Every line of the material is to be set down exactly as written.

» DATASET ENTRIES:
^^^^^^^^

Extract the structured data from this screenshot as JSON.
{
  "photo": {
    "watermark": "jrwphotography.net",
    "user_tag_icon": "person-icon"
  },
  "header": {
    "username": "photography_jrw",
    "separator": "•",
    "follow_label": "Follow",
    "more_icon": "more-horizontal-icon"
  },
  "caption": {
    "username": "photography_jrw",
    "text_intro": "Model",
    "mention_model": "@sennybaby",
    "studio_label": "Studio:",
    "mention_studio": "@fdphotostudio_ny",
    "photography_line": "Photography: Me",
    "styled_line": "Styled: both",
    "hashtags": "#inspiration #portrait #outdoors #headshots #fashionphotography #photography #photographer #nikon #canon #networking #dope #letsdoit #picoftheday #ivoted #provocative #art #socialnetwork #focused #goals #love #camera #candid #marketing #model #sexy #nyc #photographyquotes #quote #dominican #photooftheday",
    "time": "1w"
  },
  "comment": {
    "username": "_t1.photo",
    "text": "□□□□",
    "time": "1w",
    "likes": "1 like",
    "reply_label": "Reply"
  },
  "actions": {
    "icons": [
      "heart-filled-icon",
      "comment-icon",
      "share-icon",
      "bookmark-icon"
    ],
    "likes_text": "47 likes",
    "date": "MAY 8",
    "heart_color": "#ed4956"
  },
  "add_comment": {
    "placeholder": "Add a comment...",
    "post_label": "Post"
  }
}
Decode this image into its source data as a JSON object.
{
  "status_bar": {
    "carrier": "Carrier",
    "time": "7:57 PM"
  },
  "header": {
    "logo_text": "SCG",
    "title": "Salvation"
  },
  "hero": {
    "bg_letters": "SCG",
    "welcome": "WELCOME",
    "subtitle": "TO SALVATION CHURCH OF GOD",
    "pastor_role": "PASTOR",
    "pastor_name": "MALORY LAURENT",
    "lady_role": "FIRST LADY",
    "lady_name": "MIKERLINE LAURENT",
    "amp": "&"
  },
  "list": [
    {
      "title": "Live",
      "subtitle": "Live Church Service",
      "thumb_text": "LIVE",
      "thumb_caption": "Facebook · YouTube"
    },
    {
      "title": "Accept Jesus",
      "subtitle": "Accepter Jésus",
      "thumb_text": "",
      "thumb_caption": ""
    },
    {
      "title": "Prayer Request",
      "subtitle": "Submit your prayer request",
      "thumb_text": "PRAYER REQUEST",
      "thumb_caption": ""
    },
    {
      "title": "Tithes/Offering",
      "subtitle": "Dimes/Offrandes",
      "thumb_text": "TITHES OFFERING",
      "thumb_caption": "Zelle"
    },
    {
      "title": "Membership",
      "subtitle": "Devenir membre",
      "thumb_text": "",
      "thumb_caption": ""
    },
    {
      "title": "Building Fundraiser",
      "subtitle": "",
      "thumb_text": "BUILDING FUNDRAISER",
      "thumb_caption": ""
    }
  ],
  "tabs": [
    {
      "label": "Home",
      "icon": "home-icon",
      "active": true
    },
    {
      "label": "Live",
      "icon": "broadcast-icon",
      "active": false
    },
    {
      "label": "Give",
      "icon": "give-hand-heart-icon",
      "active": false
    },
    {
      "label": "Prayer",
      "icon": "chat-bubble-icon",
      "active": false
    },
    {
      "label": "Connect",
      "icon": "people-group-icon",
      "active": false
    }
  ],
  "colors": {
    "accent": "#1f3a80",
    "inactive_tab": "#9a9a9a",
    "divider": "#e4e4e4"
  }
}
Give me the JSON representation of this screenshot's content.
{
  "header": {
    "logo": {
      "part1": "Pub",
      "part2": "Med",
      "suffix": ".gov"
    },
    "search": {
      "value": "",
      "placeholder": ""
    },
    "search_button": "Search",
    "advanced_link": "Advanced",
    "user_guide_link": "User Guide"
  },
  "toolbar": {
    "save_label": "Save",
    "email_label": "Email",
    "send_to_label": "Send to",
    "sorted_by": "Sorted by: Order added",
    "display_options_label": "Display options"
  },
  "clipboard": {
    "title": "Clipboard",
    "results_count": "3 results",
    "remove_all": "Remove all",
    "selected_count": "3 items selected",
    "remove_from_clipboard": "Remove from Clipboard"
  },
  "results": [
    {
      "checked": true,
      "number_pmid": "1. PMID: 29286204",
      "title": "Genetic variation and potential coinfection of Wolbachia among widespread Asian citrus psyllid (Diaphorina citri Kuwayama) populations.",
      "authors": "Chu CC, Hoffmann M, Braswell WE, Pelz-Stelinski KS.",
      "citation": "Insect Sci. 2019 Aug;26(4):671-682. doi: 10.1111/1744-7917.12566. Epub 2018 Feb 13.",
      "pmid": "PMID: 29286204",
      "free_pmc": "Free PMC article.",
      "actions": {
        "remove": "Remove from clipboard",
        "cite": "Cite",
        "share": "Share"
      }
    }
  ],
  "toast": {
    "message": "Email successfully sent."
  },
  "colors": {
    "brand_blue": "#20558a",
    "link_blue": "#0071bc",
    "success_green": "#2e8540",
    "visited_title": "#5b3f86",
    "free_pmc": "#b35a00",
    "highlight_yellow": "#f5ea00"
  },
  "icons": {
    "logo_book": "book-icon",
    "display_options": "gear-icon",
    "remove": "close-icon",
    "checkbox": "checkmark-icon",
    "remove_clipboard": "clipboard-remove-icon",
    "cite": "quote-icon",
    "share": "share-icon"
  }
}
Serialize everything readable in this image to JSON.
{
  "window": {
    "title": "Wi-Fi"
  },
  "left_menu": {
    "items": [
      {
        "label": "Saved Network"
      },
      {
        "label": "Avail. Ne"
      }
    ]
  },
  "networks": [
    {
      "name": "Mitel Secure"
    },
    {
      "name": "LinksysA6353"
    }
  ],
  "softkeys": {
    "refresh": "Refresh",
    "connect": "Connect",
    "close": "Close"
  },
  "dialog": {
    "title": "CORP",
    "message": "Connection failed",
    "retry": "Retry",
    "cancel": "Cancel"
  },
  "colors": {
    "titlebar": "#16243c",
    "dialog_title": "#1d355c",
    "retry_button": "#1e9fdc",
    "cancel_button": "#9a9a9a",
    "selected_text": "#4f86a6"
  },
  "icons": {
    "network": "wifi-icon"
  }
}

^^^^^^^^

» PROBLEM SOLUTION:
Extract the structured data from this screenshot as JSON.
{
  "photo": {
    "watermark": "jrwphotography.net",
    "user_tag_icon": "person-icon"
  },
  "header": {
    "username": "photography_jrw",
    "separator": "•",
    "follow_label": "Follow",
    "more_icon": "more-horizontal-icon"
  },
  "caption": {
    "username": "photography_jrw",
    "text_intro": "Model",
    "mention_model": "@sennybaby",
    "studio_label": "Studio:",
    "mention_studio": "@fdphotostudio_ny",
    "photography_line": "Photography: Me",
    "styled_line": "Styled: both",
    "hashtags": "#inspiration #portrait #outdoors #headshots #fashionphotography #photography #photographer #nikon #canon #networking #dope #letsdoit #picoftheday #ivoted #provocative #art #socialnetwork #focused #goals #love #camera #candid #marketing #model #sexy #nyc #photographyquotes #quote #dominican #photooftheday",
    "time": "1w"
  },
  "comment": {
    "username": "_t1.photo",
    "text": "□□□□",
    "time": "1w",
    "likes": "1 like",
    "reply_label": "Reply"
  },
  "actions": {
    "icons": [
      "heart-filled-icon",
      "comment-icon",
      "share-icon",
      "bookmark-icon"
    ],
    "likes_text": "47 likes",
    "date": "MAY 8",
    "heart_color": "#ed4956"
  },
  "add_comment": {
    "placeholder": "Add a comment...",
    "post_label": "Post"
  }
}
Decode this image into its source data as a JSON object.
{
  "status_bar": {
    "carrier": "Carrier",
    "time": "7:57 PM"
  },
  "header": {
    "logo_text": "SCG",
    "title": "Salvation"
  },
  "hero": {
    "bg_letters": "SCG",
    "welcome": "WELCOME",
    "subtitle": "TO SALVATION CHURCH OF GOD",
    "pastor_role": "PASTOR",
    "pastor_name": "MALORY LAURENT",
    "lady_role": "FIRST LADY",
    "lady_name": "MIKERLINE LAURENT",
    "amp": "&"
  },
  "list": [
    {
      "title": "Live",
      "subtitle": "Live Church Service",
      "thumb_text": "LIVE",
      "thumb_caption": "Facebook · YouTube"
    },
    {
      "title": "Accept Jesus",
      "subtitle": "Accepter Jésus",
      "thumb_text": "",
      "thumb_caption": ""
    },
    {
      "title": "Prayer Request",
      "subtitle": "Submit your prayer request",
      "thumb_text": "PRAYER REQUEST",
      "thumb_caption": ""
    },
    {
      "title": "Tithes/Offering",
      "subtitle": "Dimes/Offrandes",
      "thumb_text": "TITHES OFFERING",
      "thumb_caption": "Zelle"
    },
    {
      "title": "Membership",
      "subtitle": "Devenir membre",
      "thumb_text": "",
      "thumb_caption": ""
    },
    {
      "title": "Building Fundraiser",
      "subtitle": "",
      "thumb_text": "BUILDING FUNDRAISER",
      "thumb_caption": ""
    }
  ],
  "tabs": [
    {
      "label": "Home",
      "icon": "home-icon",
      "active": true
    },
    {
      "label": "Live",
      "icon": "broadcast-icon",
      "active": false
    },
    {
      "label": "Give",
      "icon": "give-hand-heart-icon",
      "active": false
    },
    {
      "label": "Prayer",
      "icon": "chat-bubble-icon",
      "active": false
    },
    {
      "label": "Connect",
      "icon": "people-group-icon",
      "active": false
    }
  ],
  "colors": {
    "accent": "#1f3a80",
    "inactive_tab": "#9a9a9a",
    "divider": "#e4e4e4"
  }
}
Give me the JSON representation of this screenshot's content.
{
  "header": {
    "logo": {
      "part1": "Pub",
      "part2": "Med",
      "suffix": ".gov"
    },
    "search": {
      "value": "",
      "placeholder": ""
    },
    "search_button": "Search",
    "advanced_link": "Advanced",
    "user_guide_link": "User Guide"
  },
  "toolbar": {
    "save_label": "Save",
    "email_label": "Email",
    "send_to_label": "Send to",
    "sorted_by": "Sorted by: Order added",
    "display_options_label": "Display options"
  },
  "clipboard": {
    "title": "Clipboard",
    "results_count": "3 results",
    "remove_all": "Remove all",
    "selected_count": "3 items selected",
    "remove_from_clipboard": "Remove from Clipboard"
  },
  "results": [
    {
      "checked": true,
      "number_pmid": "1. PMID: 29286204",
      "title": "Genetic variation and potential coinfection of Wolbachia among widespread Asian citrus psyllid (Diaphorina citri Kuwayama) populations.",
      "authors": "Chu CC, Hoffmann M, Braswell WE, Pelz-Stelinski KS.",
      "citation": "Insect Sci. 2019 Aug;26(4):671-682. doi: 10.1111/1744-7917.12566. Epub 2018 Feb 13.",
      "pmid": "PMID: 29286204",
      "free_pmc": "Free PMC article.",
      "actions": {
        "remove": "Remove from clipboard",
        "cite": "Cite",
        "share": "Share"
      }
    }
  ],
  "toast": {
    "message": "Email successfully sent."
  },
  "colors": {
    "brand_blue": "#20558a",
    "link_blue": "#0071bc",
    "success_green": "#2e8540",
    "visited_title": "#5b3f86",
    "free_pmc": "#b35a00",
    "highlight_yellow": "#f5ea00"
  },
  "icons": {
    "logo_book": "book-icon",
    "display_options": "gear-icon",
    "remove": "close-icon",
    "checkbox": "checkmark-icon",
    "remove_clipboard": "clipboard-remove-icon",
    "cite": "quote-icon",
    "share": "share-icon"
  }
}
Serialize everything readable in this image to JSON.
{
  "window": {
    "title": "Wi-Fi"
  },
  "left_menu": {
    "items": [
      {
        "label": "Saved Network"
      },
      {
        "label": "Avail. Ne"
      }
    ]
  },
  "networks": [
    {
      "name": "Mitel Secure"
    },
    {
      "name": "LinksysA6353"
    }
  ],
  "softkeys": {
    "refresh": "Refresh",
    "connect": "Connect",
    "close": "Close"
  },
  "dialog": {
    "title": "CORP",
    "message": "Connection failed",
    "retry": "Retry",
    "cancel": "Cancel"
  },
  "colors": {
    "titlebar": "#16243c",
    "dialog_title": "#1d355c",
    "retry_button": "#1e9fdc",
    "cancel_button": "#9a9a9a",
    "selected_text": "#4f86a6"
  },
  "icons": {
    "network": "wifi-icon"
  }
}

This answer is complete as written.